The last thematic block, ‘Island Perceptions,’ offered a preview of the network's third meeting to be held in Malta on Oct. 13-15, 2022. Guest speaker JONAS HOCK (Regensburg), also head of a network on island research together with Laura Linzmeier, offered three theories on Mediterranean Islandness in the early modern period. Travelling from island to island has always been a paradigm in literature symbolizing the journey of life. In addition, he sees islands as palimpsests that are always being re-described and given an altered history. Over time, it also became more common to travel to islands oneself, to write travelogues and to compare them to other, older narratives about islands.

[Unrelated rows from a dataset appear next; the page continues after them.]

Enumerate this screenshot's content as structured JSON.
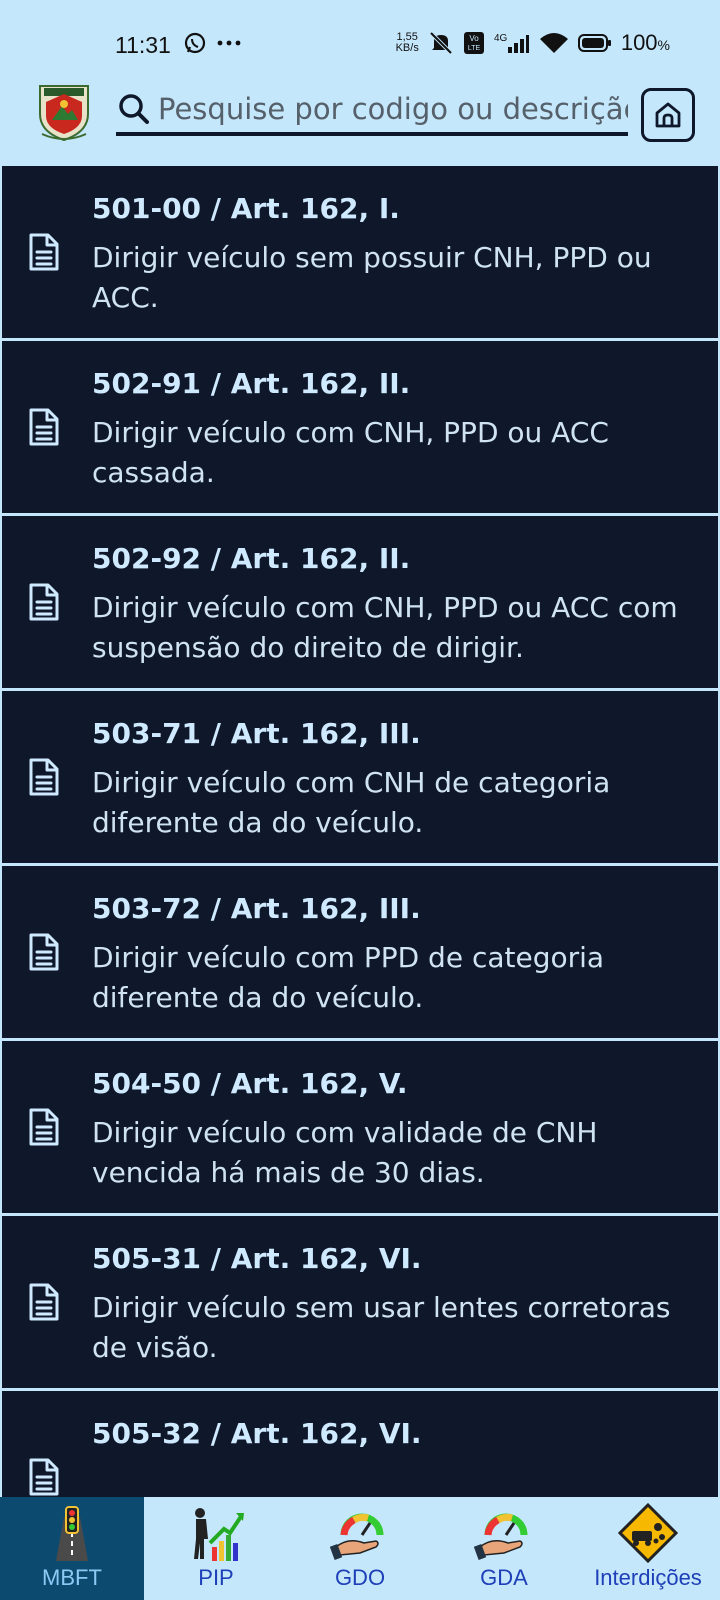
{
  "status_bar": {
    "time": "11:31",
    "net_speed_value": "1,55",
    "net_speed_unit": "KB/s",
    "battery": "100",
    "battery_unit": "%"
  },
  "search": {
    "placeholder": "Pesquise por codigo ou descrição"
  },
  "items": [
    {
      "title": "501-00 / Art. 162, I.",
      "description": "Dirigir veículo sem possuir CNH, PPD ou ACC."
    },
    {
      "title": "502-91 / Art. 162, II.",
      "description": "Dirigir veículo com CNH, PPD ou ACC cassada."
    },
    {
      "title": "502-92 / Art. 162, II.",
      "description": "Dirigir veículo com CNH, PPD ou ACC com suspensão do direito de dirigir."
    },
    {
      "title": "503-71 / Art. 162, III.",
      "description": "Dirigir veículo com CNH de categoria diferente da do veículo."
    },
    {
      "title": "503-72 / Art. 162, III.",
      "description": "Dirigir veículo com PPD de categoria diferente da do veículo."
    },
    {
      "title": "504-50 / Art. 162, V.",
      "description": "Dirigir veículo com validade de CNH vencida há mais de 30 dias."
    },
    {
      "title": "505-31 / Art. 162, VI.",
      "description": "Dirigir veículo sem usar lentes corretoras de visão."
    },
    {
      "title": "505-32 / Art. 162, VI.",
      "description": ""
    }
  ],
  "nav": [
    {
      "label": "MBFT",
      "icon": "traffic-light-road-icon",
      "active": true
    },
    {
      "label": "PIP",
      "icon": "soldier-chart-icon",
      "active": false
    },
    {
      "label": "GDO",
      "icon": "gauge-hand-icon",
      "active": false
    },
    {
      "label": "GDA",
      "icon": "gauge-hand-icon",
      "active": false
    },
    {
      "label": "Interdições",
      "icon": "falling-rocks-sign-icon",
      "active": false
    }
  ]
}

ANNETTE GERSTENBERG (Potsdam) concluded the lecture cycle with a name analysis of islands from the Mediterranean region. In the Middle Ages, the islands bore many different names that do not coincide with those of today. In each case, the choice of name was related to the political circumstances or dominations, the language contacts on the islands or even the author, and in the metonymic cases, the history of the island; these traditions can be a valuable resource for island researchers of all disciplines, as they allow insights into the cultural baggage and political impact of the names they use to refer to their study subject. The speech led to a vivid group conversation on the power of island names.

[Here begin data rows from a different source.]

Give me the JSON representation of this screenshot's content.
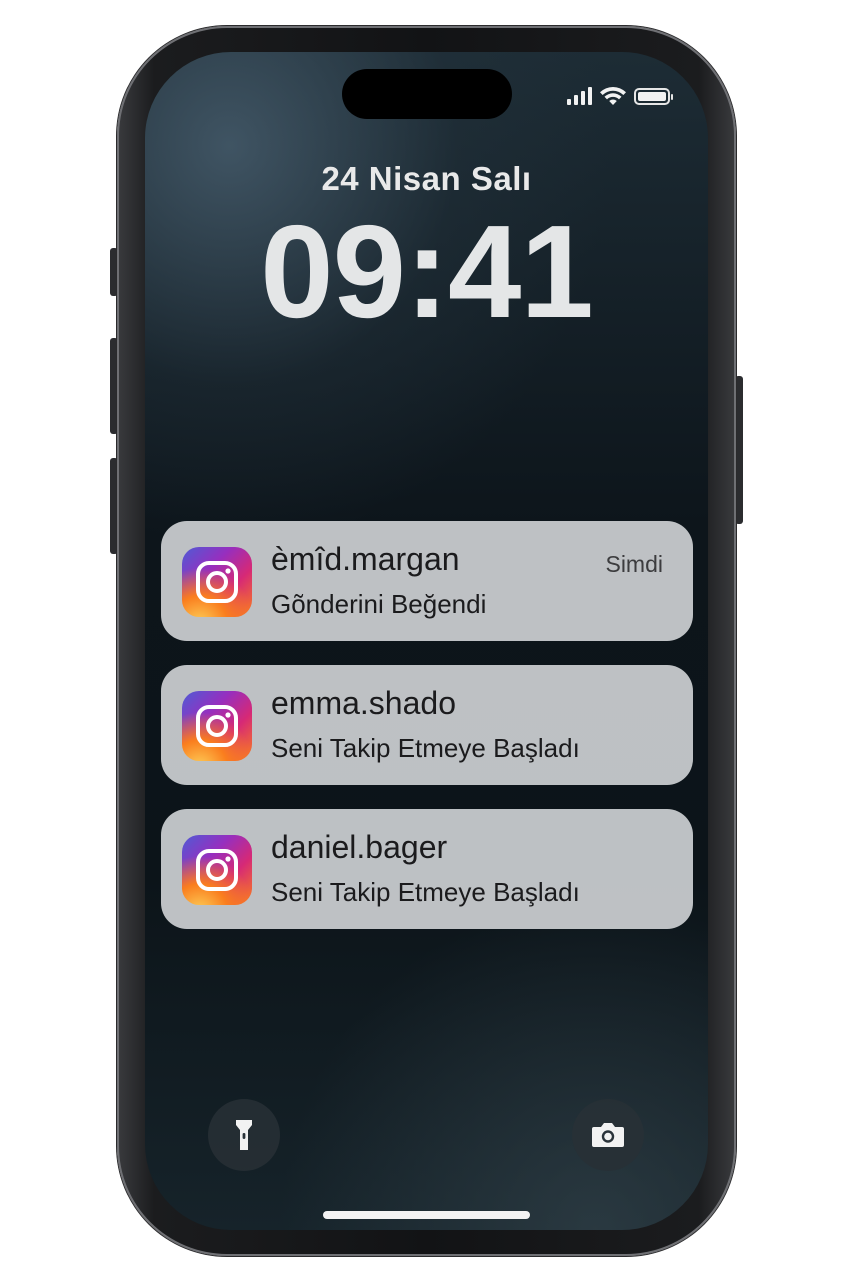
{
  "lock_screen": {
    "date": "24 Nisan Salı",
    "time": "09:41"
  },
  "status_bar": {
    "signal_icon": "cellular-signal-icon",
    "wifi_icon": "wifi-icon",
    "battery_icon": "battery-icon",
    "battery_level": 1.0
  },
  "notifications": [
    {
      "app_icon": "instagram-icon",
      "username": "èmîd.margan",
      "message": "Gõnderini Beğendi",
      "time": "Simdi"
    },
    {
      "app_icon": "instagram-icon",
      "username": "emma.shado",
      "message": "Seni Takip Etmeye Başladı"
    },
    {
      "app_icon": "instagram-icon",
      "username": "daniel.bager",
      "message": "Seni Takip Etmeye Başladı"
    }
  ],
  "quick_actions": {
    "left_icon": "flashlight-icon",
    "right_icon": "camera-icon"
  },
  "colors": {
    "notification_bg": "#cdd0d2",
    "clock_text": "#e4e6e7",
    "instagram_gradient_start": "#4f5bd5",
    "instagram_gradient_end": "#fa7e1e"
  }
}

The meeting was rounded off by break-out groups in which the network members came together to advance their joint research projects, including a special journal issue in the island journal Shima. All in all, it can be said that the quote by Rachel Carson mentioned at the beginning was fully justified. The interaction between humans and the environment is particularly delicate on islands due to the limited resources, whereby islands here are well observed showcases for the general phenomenon of the coexistence of humans and nature.
Frerich Schön / Laura Dierksmeier (Eberhard Karls University of Tübingen): Opening Remarks

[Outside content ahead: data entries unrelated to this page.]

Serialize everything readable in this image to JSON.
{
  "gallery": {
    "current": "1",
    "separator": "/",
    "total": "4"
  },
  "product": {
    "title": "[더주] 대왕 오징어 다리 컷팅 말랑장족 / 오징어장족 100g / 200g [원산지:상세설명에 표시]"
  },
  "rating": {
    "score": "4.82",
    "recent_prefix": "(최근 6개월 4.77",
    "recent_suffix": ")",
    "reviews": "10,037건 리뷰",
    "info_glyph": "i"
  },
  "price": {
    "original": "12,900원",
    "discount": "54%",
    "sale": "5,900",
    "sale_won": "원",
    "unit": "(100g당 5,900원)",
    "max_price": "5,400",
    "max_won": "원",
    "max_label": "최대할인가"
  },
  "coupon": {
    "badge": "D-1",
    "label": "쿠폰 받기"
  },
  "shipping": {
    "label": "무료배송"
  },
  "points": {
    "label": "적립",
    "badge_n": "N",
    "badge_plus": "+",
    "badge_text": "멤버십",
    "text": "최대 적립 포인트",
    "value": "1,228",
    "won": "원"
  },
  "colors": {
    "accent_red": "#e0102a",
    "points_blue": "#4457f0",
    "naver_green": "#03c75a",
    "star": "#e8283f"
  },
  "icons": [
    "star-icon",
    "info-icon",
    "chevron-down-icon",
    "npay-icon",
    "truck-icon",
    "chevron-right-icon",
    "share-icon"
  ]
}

Panel 1: Island Environments
Beate Ratter (University of Hamburg): Island social-ecological environments – Reporting Island research in Hamburg
Jan Petzold (Ludwig-Maximilians-University of Munich): The terrestrialisation of the shore in a changing climate – Risks and responses on islands and mainlands
David Hill (Norwegian Institute for Cultural Heritage Research): Divided or fragmented? Independent or federated? What is best for islands?
Valerie Palmowski (Eberhard Karls University of Tübingen): “We just sit tight while wind dives" - Life ways and health of Viking Age populations in the Baltic Sea region
Workshop and Team Meetings
Panel 2: Island Water
Frerich Schön (Eberhard Karls University of Tübingen): Volcanic islands in the Strait of Sicily: Water supply in Punic and Roman Times
Stefano Cespa (German Archaeological Institute, Rome): Water scarcity in semi-arid lands: technical and social practices in Punic and Roman Sardinia
Laura Dierksmeier (Eberhard Karls University of Tübingen): Cultural and Religious Responses to Water Stress on Early Modern Tenerife
Panel 3: Island Perceptions
Jonas Hock (University of Regensburg): Three Theses on Mediterranean Islandness in Early Modern Literature
Annette Gerstenberg (University of Potsdam): How islands' names tell their stories - The Mediterranean Model
 Rachel Carson, The Sea Around Us, New York 1951, p. 93.